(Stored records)
[Start of Attachment]

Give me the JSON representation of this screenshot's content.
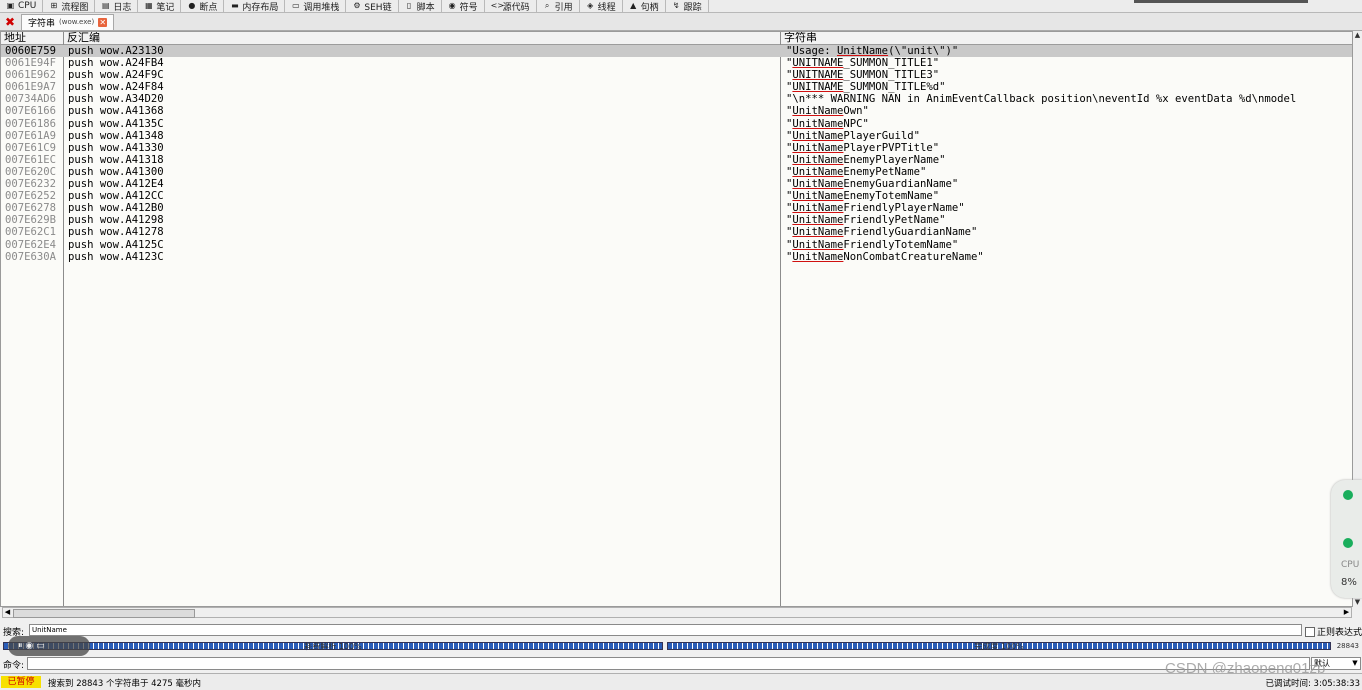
{
  "toolbar": {
    "tabs": [
      {
        "label": "CPU",
        "icon": "cpu-icon",
        "glyph": "▣"
      },
      {
        "label": "流程图",
        "icon": "graph-icon",
        "glyph": "⊞"
      },
      {
        "label": "日志",
        "icon": "log-icon",
        "glyph": "▤"
      },
      {
        "label": "笔记",
        "icon": "notes-icon",
        "glyph": "▦"
      },
      {
        "label": "断点",
        "icon": "breakpoint-icon",
        "glyph": "●"
      },
      {
        "label": "内存布局",
        "icon": "memory-map-icon",
        "glyph": "▬"
      },
      {
        "label": "调用堆栈",
        "icon": "call-stack-icon",
        "glyph": "▭"
      },
      {
        "label": "SEH链",
        "icon": "seh-icon",
        "glyph": "⚙"
      },
      {
        "label": "脚本",
        "icon": "script-icon",
        "glyph": "▯"
      },
      {
        "label": "符号",
        "icon": "symbols-icon",
        "glyph": "◉"
      },
      {
        "label": "源代码",
        "icon": "source-icon",
        "glyph": "<>"
      },
      {
        "label": "引用",
        "icon": "references-icon",
        "glyph": "⌕"
      },
      {
        "label": "线程",
        "icon": "threads-icon",
        "glyph": "◈"
      },
      {
        "label": "句柄",
        "icon": "handles-icon",
        "glyph": "▲"
      },
      {
        "label": "跟踪",
        "icon": "trace-icon",
        "glyph": "↯"
      }
    ]
  },
  "subtab": {
    "close_glyph": "✖",
    "title": "字符串",
    "subtitle": "(wow.exe)",
    "close_icon_glyph": "✕"
  },
  "table": {
    "headers": {
      "address": "地址",
      "disasm": "反汇编",
      "string": "字符串"
    },
    "rows": [
      {
        "addr": "0060E759",
        "dis": "push wow.A23130",
        "pre": "\"Usage: ",
        "hl": "UnitName",
        "post": "(\\\"unit\\\")\"",
        "selected": true
      },
      {
        "addr": "0061E94F",
        "dis": "push wow.A24FB4",
        "pre": "\"",
        "hl": "UNITNAME",
        "post": "_SUMMON_TITLE1\"",
        "selected": false
      },
      {
        "addr": "0061E962",
        "dis": "push wow.A24F9C",
        "pre": "\"",
        "hl": "UNITNAME",
        "post": "_SUMMON_TITLE3\"",
        "selected": false
      },
      {
        "addr": "0061E9A7",
        "dis": "push wow.A24F84",
        "pre": "\"",
        "hl": "UNITNAME",
        "post": "_SUMMON_TITLE%d\"",
        "selected": false
      },
      {
        "addr": "00734AD6",
        "dis": "push wow.A34D20",
        "pre": "\"\\n*** WARNING NAN in AnimEventCallback position\\neventId %x eventData %d\\nmodel",
        "hl": "",
        "post": "",
        "selected": false
      },
      {
        "addr": "007E6166",
        "dis": "push wow.A41368",
        "pre": "\"",
        "hl": "UnitName",
        "post": "Own\"",
        "selected": false
      },
      {
        "addr": "007E6186",
        "dis": "push wow.A4135C",
        "pre": "\"",
        "hl": "UnitName",
        "post": "NPC\"",
        "selected": false
      },
      {
        "addr": "007E61A9",
        "dis": "push wow.A41348",
        "pre": "\"",
        "hl": "UnitName",
        "post": "PlayerGuild\"",
        "selected": false
      },
      {
        "addr": "007E61C9",
        "dis": "push wow.A41330",
        "pre": "\"",
        "hl": "UnitName",
        "post": "PlayerPVPTitle\"",
        "selected": false
      },
      {
        "addr": "007E61EC",
        "dis": "push wow.A41318",
        "pre": "\"",
        "hl": "UnitName",
        "post": "EnemyPlayerName\"",
        "selected": false
      },
      {
        "addr": "007E620C",
        "dis": "push wow.A41300",
        "pre": "\"",
        "hl": "UnitName",
        "post": "EnemyPetName\"",
        "selected": false
      },
      {
        "addr": "007E6232",
        "dis": "push wow.A412E4",
        "pre": "\"",
        "hl": "UnitName",
        "post": "EnemyGuardianName\"",
        "selected": false
      },
      {
        "addr": "007E6252",
        "dis": "push wow.A412CC",
        "pre": "\"",
        "hl": "UnitName",
        "post": "EnemyTotemName\"",
        "selected": false
      },
      {
        "addr": "007E6278",
        "dis": "push wow.A412B0",
        "pre": "\"",
        "hl": "UnitName",
        "post": "FriendlyPlayerName\"",
        "selected": false
      },
      {
        "addr": "007E629B",
        "dis": "push wow.A41298",
        "pre": "\"",
        "hl": "UnitName",
        "post": "FriendlyPetName\"",
        "selected": false
      },
      {
        "addr": "007E62C1",
        "dis": "push wow.A41278",
        "pre": "\"",
        "hl": "UnitName",
        "post": "FriendlyGuardianName\"",
        "selected": false
      },
      {
        "addr": "007E62E4",
        "dis": "push wow.A4125C",
        "pre": "\"",
        "hl": "UnitName",
        "post": "FriendlyTotemName\"",
        "selected": false
      },
      {
        "addr": "007E630A",
        "dis": "push wow.A4123C",
        "pre": "\"",
        "hl": "UnitName",
        "post": "NonCombatCreatureName\"",
        "selected": false
      }
    ]
  },
  "search": {
    "label": "搜索:",
    "value": "UnitName",
    "regex_label": "正则表达式"
  },
  "progress": {
    "left_label": "耗费解析 100%",
    "right_label": "完成度 100%",
    "count": "28843",
    "left_fraction": 1.0,
    "right_fraction": 1.0
  },
  "command": {
    "label": "命令:",
    "mode": "默认"
  },
  "status": {
    "state": "已暂停",
    "message": "搜索到 28843 个字符串于 4275 毫秒内",
    "debug_time": "已调试时间: 3:05:38:33"
  },
  "widget": {
    "cpu_label": "CPU",
    "cpu_percent": "8%"
  },
  "watermark": "CSDN @zhaopeng01zp",
  "colors": {
    "selected_row": "#c9c9c9",
    "match_underline": "#d01010",
    "paused_bg": "#f7e000",
    "paused_text": "#d00000",
    "progress": "#2a5db8"
  }
}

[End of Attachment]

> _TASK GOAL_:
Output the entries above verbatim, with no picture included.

> _YOUR RESPONSE_:
Give me the JSON representation of this screenshot's content.
{
  "toolbar": {
    "tabs": [
      {
        "label": "CPU",
        "icon": "cpu-icon",
        "glyph": "▣"
      },
      {
        "label": "流程图",
        "icon": "graph-icon",
        "glyph": "⊞"
      },
      {
        "label": "日志",
        "icon": "log-icon",
        "glyph": "▤"
      },
      {
        "label": "笔记",
        "icon": "notes-icon",
        "glyph": "▦"
      },
      {
        "label": "断点",
        "icon": "breakpoint-icon",
        "glyph": "●"
      },
      {
        "label": "内存布局",
        "icon": "memory-map-icon",
        "glyph": "▬"
      },
      {
        "label": "调用堆栈",
        "icon": "call-stack-icon",
        "glyph": "▭"
      },
      {
        "label": "SEH链",
        "icon": "seh-icon",
        "glyph": "⚙"
      },
      {
        "label": "脚本",
        "icon": "script-icon",
        "glyph": "▯"
      },
      {
        "label": "符号",
        "icon": "symbols-icon",
        "glyph": "◉"
      },
      {
        "label": "源代码",
        "icon": "source-icon",
        "glyph": "<>"
      },
      {
        "label": "引用",
        "icon": "references-icon",
        "glyph": "⌕"
      },
      {
        "label": "线程",
        "icon": "threads-icon",
        "glyph": "◈"
      },
      {
        "label": "句柄",
        "icon": "handles-icon",
        "glyph": "▲"
      },
      {
        "label": "跟踪",
        "icon": "trace-icon",
        "glyph": "↯"
      }
    ]
  },
  "subtab": {
    "close_glyph": "✖",
    "title": "字符串",
    "subtitle": "(wow.exe)",
    "close_icon_glyph": "✕"
  },
  "table": {
    "headers": {
      "address": "地址",
      "disasm": "反汇编",
      "string": "字符串"
    },
    "rows": [
      {
        "addr": "0060E759",
        "dis": "push wow.A23130",
        "pre": "\"Usage: ",
        "hl": "UnitName",
        "post": "(\\\"unit\\\")\"",
        "selected": true
      },
      {
        "addr": "0061E94F",
        "dis": "push wow.A24FB4",
        "pre": "\"",
        "hl": "UNITNAME",
        "post": "_SUMMON_TITLE1\"",
        "selected": false
      },
      {
        "addr": "0061E962",
        "dis": "push wow.A24F9C",
        "pre": "\"",
        "hl": "UNITNAME",
        "post": "_SUMMON_TITLE3\"",
        "selected": false
      },
      {
        "addr": "0061E9A7",
        "dis": "push wow.A24F84",
        "pre": "\"",
        "hl": "UNITNAME",
        "post": "_SUMMON_TITLE%d\"",
        "selected": false
      },
      {
        "addr": "00734AD6",
        "dis": "push wow.A34D20",
        "pre": "\"\\n*** WARNING NAN in AnimEventCallback position\\neventId %x eventData %d\\nmodel",
        "hl": "",
        "post": "",
        "selected": false
      },
      {
        "addr": "007E6166",
        "dis": "push wow.A41368",
        "pre": "\"",
        "hl": "UnitName",
        "post": "Own\"",
        "selected": false
      },
      {
        "addr": "007E6186",
        "dis": "push wow.A4135C",
        "pre": "\"",
        "hl": "UnitName",
        "post": "NPC\"",
        "selected": false
      },
      {
        "addr": "007E61A9",
        "dis": "push wow.A41348",
        "pre": "\"",
        "hl": "UnitName",
        "post": "PlayerGuild\"",
        "selected": false
      },
      {
        "addr": "007E61C9",
        "dis": "push wow.A41330",
        "pre": "\"",
        "hl": "UnitName",
        "post": "PlayerPVPTitle\"",
        "selected": false
      },
      {
        "addr": "007E61EC",
        "dis": "push wow.A41318",
        "pre": "\"",
        "hl": "UnitName",
        "post": "EnemyPlayerName\"",
        "selected": false
      },
      {
        "addr": "007E620C",
        "dis": "push wow.A41300",
        "pre": "\"",
        "hl": "UnitName",
        "post": "EnemyPetName\"",
        "selected": false
      },
      {
        "addr": "007E6232",
        "dis": "push wow.A412E4",
        "pre": "\"",
        "hl": "UnitName",
        "post": "EnemyGuardianName\"",
        "selected": false
      },
      {
        "addr": "007E6252",
        "dis": "push wow.A412CC",
        "pre": "\"",
        "hl": "UnitName",
        "post": "EnemyTotemName\"",
        "selected": false
      },
      {
        "addr": "007E6278",
        "dis": "push wow.A412B0",
        "pre": "\"",
        "hl": "UnitName",
        "post": "FriendlyPlayerName\"",
        "selected": false
      },
      {
        "addr": "007E629B",
        "dis": "push wow.A41298",
        "pre": "\"",
        "hl": "UnitName",
        "post": "FriendlyPetName\"",
        "selected": false
      },
      {
        "addr": "007E62C1",
        "dis": "push wow.A41278",
        "pre": "\"",
        "hl": "UnitName",
        "post": "FriendlyGuardianName\"",
        "selected": false
      },
      {
        "addr": "007E62E4",
        "dis": "push wow.A4125C",
        "pre": "\"",
        "hl": "UnitName",
        "post": "FriendlyTotemName\"",
        "selected": false
      },
      {
        "addr": "007E630A",
        "dis": "push wow.A4123C",
        "pre": "\"",
        "hl": "UnitName",
        "post": "NonCombatCreatureName\"",
        "selected": false
      }
    ]
  },
  "search": {
    "label": "搜索:",
    "value": "UnitName",
    "regex_label": "正则表达式"
  },
  "progress": {
    "left_label": "耗费解析 100%",
    "right_label": "完成度 100%",
    "count": "28843",
    "left_fraction": 1.0,
    "right_fraction": 1.0
  },
  "command": {
    "label": "命令:",
    "mode": "默认"
  },
  "status": {
    "state": "已暂停",
    "message": "搜索到 28843 个字符串于 4275 毫秒内",
    "debug_time": "已调试时间: 3:05:38:33"
  },
  "widget": {
    "cpu_label": "CPU",
    "cpu_percent": "8%"
  },
  "watermark": "CSDN @zhaopeng01zp",
  "colors": {
    "selected_row": "#c9c9c9",
    "match_underline": "#d01010",
    "paused_bg": "#f7e000",
    "paused_text": "#d00000",
    "progress": "#2a5db8"
  }
}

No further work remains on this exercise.